Today's Regency topic is the Special License. It is something that seems to be mentioned quite a lot in Regency romances.
A Special License was granted to a couple desiring to be married without the wait involved in calling the banns. This license enabled a couple to get married at any time, in any place. Ordinarily, a couple would have to get married in either the parish of the bride or groom and only in the morning hours.
In the early part of the 19th century, a Special License could only be obtained from the Archbishop of Canterbury in Doctors' Commons, London. Sometimes there was a wait for the license, such as in the case of Lord Byron who was made to wait seven days before his request was granted. The fee was excessive.

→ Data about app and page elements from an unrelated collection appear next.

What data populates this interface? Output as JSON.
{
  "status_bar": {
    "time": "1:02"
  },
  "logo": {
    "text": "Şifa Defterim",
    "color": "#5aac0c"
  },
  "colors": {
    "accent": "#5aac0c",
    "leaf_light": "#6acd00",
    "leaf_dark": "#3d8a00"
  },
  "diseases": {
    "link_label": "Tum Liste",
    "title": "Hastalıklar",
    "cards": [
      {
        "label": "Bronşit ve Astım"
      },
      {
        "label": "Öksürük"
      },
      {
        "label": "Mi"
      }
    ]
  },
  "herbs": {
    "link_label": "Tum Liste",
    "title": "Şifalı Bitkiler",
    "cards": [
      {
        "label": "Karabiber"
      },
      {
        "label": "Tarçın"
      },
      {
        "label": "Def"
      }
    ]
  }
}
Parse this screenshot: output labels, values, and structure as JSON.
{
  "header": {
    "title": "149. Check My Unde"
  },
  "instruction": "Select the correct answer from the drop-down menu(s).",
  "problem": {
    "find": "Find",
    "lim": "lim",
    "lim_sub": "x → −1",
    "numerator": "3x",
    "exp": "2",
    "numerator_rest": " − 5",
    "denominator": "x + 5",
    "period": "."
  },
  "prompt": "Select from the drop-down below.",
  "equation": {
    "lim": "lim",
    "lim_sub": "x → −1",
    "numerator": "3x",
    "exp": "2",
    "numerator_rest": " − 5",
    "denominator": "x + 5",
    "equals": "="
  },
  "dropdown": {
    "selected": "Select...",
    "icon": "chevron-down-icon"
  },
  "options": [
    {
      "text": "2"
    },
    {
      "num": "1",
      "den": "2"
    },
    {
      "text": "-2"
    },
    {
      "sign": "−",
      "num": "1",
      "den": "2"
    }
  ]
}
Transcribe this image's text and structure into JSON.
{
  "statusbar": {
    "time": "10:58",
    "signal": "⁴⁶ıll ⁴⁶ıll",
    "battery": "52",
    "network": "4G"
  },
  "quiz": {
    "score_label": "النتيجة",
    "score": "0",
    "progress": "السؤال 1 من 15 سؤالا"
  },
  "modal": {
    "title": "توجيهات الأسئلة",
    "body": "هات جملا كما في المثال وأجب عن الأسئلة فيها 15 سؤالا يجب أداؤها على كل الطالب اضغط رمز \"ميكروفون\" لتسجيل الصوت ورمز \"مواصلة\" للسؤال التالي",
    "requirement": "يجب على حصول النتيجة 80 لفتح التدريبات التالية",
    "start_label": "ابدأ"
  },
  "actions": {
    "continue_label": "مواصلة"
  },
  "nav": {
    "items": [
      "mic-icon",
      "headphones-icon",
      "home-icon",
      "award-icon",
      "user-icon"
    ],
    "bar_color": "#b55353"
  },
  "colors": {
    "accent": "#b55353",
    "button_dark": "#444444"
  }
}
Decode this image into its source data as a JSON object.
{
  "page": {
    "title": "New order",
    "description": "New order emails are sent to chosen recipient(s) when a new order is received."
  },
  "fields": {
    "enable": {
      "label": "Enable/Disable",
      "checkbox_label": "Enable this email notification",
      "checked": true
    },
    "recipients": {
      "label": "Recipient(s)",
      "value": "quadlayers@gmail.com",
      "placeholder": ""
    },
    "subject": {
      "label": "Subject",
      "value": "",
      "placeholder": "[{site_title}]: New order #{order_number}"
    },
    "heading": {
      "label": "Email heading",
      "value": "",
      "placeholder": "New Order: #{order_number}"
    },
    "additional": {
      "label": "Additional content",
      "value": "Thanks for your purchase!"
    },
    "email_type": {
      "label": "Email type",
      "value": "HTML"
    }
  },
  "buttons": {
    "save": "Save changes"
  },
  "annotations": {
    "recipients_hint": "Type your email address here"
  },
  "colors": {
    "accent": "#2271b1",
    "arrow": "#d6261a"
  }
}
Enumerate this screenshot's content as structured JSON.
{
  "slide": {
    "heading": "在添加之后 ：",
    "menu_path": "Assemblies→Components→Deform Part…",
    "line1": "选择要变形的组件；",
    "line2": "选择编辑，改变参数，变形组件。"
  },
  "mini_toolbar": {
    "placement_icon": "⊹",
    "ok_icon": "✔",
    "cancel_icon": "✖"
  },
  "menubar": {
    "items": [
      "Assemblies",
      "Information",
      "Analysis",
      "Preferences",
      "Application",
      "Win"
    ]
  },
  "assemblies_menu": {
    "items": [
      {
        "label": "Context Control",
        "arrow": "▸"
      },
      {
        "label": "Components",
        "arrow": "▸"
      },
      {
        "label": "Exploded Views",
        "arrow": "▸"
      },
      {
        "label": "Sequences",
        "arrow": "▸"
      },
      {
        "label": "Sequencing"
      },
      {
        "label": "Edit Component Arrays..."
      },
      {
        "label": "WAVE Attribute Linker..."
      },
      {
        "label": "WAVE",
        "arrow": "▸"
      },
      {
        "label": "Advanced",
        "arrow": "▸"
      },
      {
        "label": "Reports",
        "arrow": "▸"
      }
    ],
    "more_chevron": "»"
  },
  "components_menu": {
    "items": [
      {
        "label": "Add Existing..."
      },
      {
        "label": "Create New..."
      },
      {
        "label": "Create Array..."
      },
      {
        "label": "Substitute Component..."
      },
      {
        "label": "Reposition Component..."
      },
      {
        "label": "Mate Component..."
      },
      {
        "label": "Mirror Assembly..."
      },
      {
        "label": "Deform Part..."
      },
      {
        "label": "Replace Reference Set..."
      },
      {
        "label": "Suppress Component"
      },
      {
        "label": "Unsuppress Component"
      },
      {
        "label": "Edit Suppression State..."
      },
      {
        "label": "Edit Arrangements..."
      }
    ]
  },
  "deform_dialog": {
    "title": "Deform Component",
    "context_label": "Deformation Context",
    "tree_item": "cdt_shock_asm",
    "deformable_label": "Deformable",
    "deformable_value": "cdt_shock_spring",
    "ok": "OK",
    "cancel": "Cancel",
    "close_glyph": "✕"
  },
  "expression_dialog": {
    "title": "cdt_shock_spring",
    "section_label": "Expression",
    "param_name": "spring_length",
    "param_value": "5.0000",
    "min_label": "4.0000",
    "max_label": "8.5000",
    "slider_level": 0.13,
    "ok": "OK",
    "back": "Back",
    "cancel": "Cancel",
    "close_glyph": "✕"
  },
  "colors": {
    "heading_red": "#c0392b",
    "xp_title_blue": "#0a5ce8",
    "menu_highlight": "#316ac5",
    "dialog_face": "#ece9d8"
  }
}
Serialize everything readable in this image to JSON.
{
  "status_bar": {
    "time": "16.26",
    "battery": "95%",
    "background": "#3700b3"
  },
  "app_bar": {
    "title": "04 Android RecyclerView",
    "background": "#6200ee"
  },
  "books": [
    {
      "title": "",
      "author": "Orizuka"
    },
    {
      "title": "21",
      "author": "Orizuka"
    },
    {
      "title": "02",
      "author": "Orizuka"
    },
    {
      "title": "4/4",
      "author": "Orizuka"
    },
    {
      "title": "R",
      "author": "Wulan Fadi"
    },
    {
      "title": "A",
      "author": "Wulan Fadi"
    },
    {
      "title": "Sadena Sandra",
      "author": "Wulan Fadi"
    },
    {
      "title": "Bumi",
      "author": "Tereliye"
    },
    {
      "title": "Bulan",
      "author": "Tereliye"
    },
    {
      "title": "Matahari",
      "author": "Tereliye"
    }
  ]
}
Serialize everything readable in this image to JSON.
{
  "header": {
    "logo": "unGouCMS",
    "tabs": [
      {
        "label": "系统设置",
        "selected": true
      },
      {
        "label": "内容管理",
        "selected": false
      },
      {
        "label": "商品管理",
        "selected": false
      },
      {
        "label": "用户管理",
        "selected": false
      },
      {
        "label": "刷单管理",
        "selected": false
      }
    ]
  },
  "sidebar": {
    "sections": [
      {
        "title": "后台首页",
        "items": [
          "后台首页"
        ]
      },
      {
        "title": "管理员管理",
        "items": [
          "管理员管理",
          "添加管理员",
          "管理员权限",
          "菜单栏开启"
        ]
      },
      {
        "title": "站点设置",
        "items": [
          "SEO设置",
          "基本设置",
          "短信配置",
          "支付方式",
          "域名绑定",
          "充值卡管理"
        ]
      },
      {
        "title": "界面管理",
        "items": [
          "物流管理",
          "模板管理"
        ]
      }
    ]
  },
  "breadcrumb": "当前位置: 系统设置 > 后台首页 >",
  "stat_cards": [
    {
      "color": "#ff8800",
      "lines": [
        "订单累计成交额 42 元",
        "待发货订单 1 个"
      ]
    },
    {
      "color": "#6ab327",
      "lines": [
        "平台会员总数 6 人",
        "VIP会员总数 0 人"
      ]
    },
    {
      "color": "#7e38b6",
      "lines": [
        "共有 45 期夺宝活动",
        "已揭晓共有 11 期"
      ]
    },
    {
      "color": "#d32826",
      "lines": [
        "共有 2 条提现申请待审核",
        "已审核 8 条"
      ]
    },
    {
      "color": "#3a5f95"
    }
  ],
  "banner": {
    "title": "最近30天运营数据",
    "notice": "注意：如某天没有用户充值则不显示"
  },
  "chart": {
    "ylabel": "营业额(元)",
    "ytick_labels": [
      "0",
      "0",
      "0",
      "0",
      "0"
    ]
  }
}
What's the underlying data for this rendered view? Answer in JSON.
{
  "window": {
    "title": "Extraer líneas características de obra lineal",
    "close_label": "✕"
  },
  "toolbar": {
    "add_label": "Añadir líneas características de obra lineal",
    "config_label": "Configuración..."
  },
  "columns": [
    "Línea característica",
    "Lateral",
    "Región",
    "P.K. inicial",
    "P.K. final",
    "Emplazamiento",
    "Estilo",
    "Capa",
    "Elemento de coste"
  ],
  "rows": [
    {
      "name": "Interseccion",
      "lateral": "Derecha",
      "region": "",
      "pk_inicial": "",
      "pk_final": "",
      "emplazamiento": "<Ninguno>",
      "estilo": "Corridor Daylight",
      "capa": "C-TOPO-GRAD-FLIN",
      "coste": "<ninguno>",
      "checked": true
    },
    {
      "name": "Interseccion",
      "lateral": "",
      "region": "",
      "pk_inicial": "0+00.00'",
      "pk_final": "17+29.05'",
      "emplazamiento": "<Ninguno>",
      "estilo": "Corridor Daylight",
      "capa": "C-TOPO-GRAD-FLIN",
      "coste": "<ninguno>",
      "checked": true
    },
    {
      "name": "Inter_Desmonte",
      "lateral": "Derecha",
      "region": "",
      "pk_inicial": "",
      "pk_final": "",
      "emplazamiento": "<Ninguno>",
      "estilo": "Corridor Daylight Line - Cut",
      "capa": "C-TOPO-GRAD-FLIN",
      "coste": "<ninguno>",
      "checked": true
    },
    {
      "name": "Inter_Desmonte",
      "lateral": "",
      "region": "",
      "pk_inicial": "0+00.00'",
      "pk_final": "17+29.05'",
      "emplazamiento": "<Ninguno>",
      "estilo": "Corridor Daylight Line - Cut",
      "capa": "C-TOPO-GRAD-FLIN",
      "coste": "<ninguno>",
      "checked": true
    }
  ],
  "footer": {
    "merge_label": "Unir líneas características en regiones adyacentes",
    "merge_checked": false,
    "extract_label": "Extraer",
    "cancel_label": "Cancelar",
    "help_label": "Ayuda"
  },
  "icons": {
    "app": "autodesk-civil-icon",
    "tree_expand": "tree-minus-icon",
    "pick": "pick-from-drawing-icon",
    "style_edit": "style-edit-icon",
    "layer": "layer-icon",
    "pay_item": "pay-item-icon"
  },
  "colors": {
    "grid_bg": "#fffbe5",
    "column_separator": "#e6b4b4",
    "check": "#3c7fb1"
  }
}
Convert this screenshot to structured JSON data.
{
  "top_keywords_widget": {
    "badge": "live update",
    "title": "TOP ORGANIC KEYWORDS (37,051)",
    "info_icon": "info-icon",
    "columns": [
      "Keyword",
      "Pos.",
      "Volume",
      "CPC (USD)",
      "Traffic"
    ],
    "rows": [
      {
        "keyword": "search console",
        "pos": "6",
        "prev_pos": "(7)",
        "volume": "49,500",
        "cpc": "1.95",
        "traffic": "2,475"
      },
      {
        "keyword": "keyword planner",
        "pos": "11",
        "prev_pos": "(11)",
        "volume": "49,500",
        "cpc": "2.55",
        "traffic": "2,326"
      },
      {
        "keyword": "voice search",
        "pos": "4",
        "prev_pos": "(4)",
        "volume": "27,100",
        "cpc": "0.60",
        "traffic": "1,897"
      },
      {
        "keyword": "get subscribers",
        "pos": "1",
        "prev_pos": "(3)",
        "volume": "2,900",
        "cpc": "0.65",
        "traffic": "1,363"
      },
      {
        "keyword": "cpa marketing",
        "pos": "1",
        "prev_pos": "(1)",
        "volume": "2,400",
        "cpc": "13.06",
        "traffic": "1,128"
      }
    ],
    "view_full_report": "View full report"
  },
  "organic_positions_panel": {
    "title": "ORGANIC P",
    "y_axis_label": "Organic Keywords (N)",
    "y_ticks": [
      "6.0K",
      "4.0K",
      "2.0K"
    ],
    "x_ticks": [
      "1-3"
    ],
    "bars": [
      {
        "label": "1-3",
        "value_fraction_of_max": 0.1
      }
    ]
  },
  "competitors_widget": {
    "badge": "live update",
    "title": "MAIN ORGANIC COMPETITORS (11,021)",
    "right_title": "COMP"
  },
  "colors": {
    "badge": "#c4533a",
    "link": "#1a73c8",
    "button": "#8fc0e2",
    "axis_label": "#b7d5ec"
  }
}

*The picture above is a Dorset marriage license bond issued in 1796 on behalf of the Bishop of Sarum. The picture is in the public domain. For more details and a larger picture, click the picture.
**For further reading, try What Jane Austen Ate and Charles Dickens Knew by Daniel Pool, p 183-4.